Update on the Tchotchke Index - what does it really tell us?

American' spending on tchotchkes - trinkets, junk, yard sale finds, gift shop items, home decor trinkets and other decorative items for the home - is a measure of the discretionary and impulse purchases for the home. At one point it was believed to be a good measure of the economic wellbeing of American households, rising when Americans are feeling economically flush and falling when times are bad.

However, despite an improved economy and Americans' feelings of financial wellbeing at a 14-year high, the Tchotchke Index continues to show a long-term declining trend. Since the turn of the century, average household spending on tchotchkes has declined by 43%. The decline is significant for all household incomes.
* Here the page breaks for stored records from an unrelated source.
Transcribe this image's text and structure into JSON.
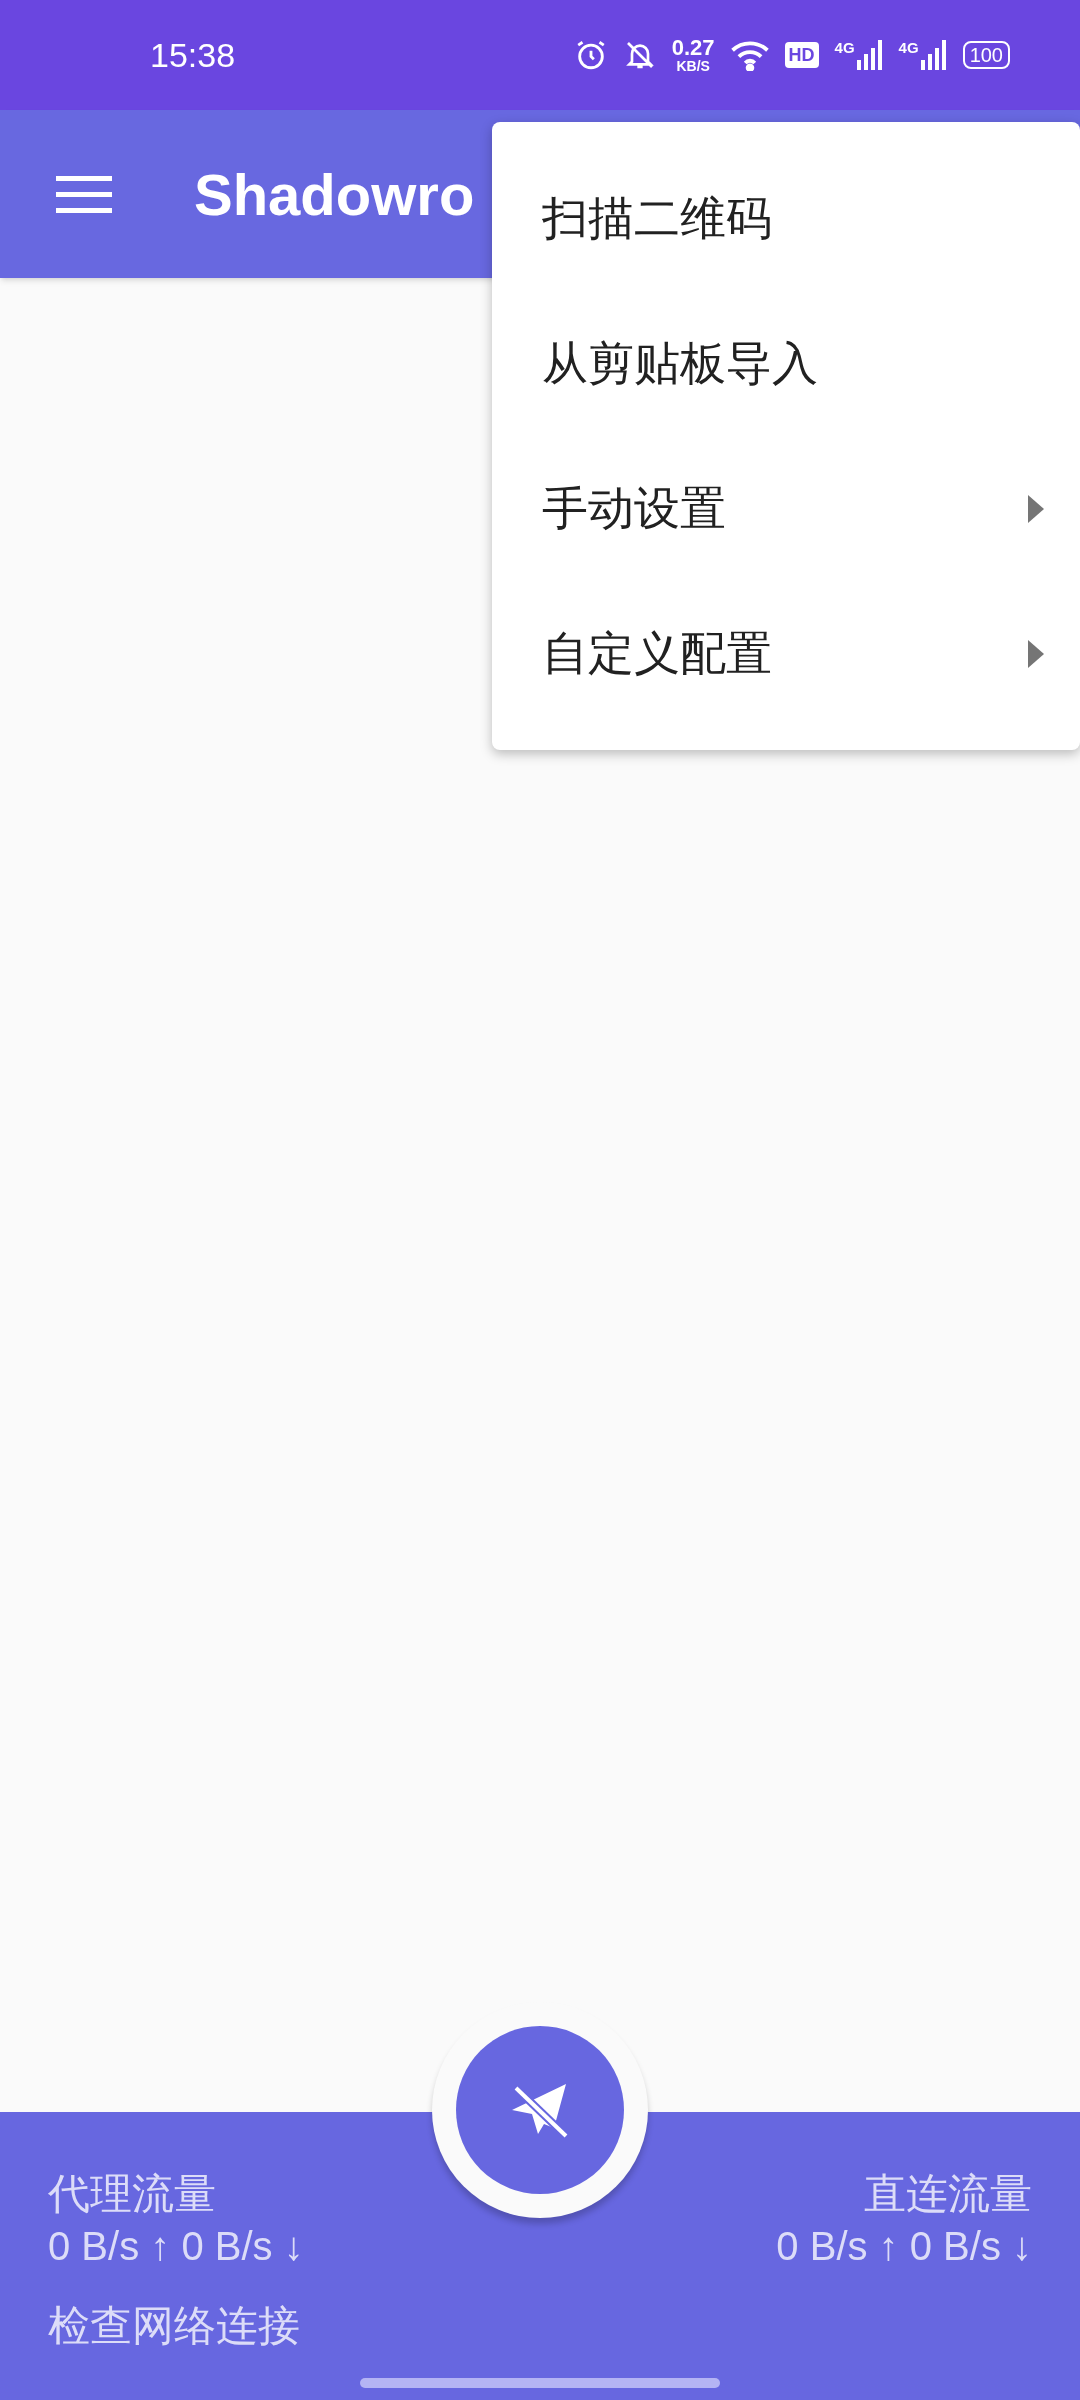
{
  "status_bar": {
    "time": "15:38",
    "net_speed": "0.27",
    "net_unit": "KB/S",
    "hd": "HD",
    "networks": [
      "4G",
      "4G"
    ],
    "battery": "100"
  },
  "toolbar": {
    "title": "Shadowro"
  },
  "menu": {
    "items": [
      {
        "label": "扫描二维码",
        "kind": "action"
      },
      {
        "label": "从剪贴板导入",
        "kind": "action"
      },
      {
        "label": "手动设置",
        "kind": "submenu"
      },
      {
        "label": "自定义配置",
        "kind": "submenu"
      }
    ]
  },
  "bottom_bar": {
    "proxy": {
      "label": "代理流量",
      "speed": "0 B/s ↑ 0 B/s ↓"
    },
    "direct": {
      "label": "直连流量",
      "speed": "0 B/s ↑ 0 B/s ↓"
    },
    "status": "检查网络连接"
  }
}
We believe the continued decline of the tchotchke index demonstrates the growth of the experience economy. Decorative stuff for the home is declining in importance so people are spending less on it. Instead they are spending more on experiences for the home. This includes spending on digital entertainment equipment and services, most of which they enjoy at home, which has grown from 2.5% of household spending in 2000 to 3.8% in 2017, an increase of $889 for the average household.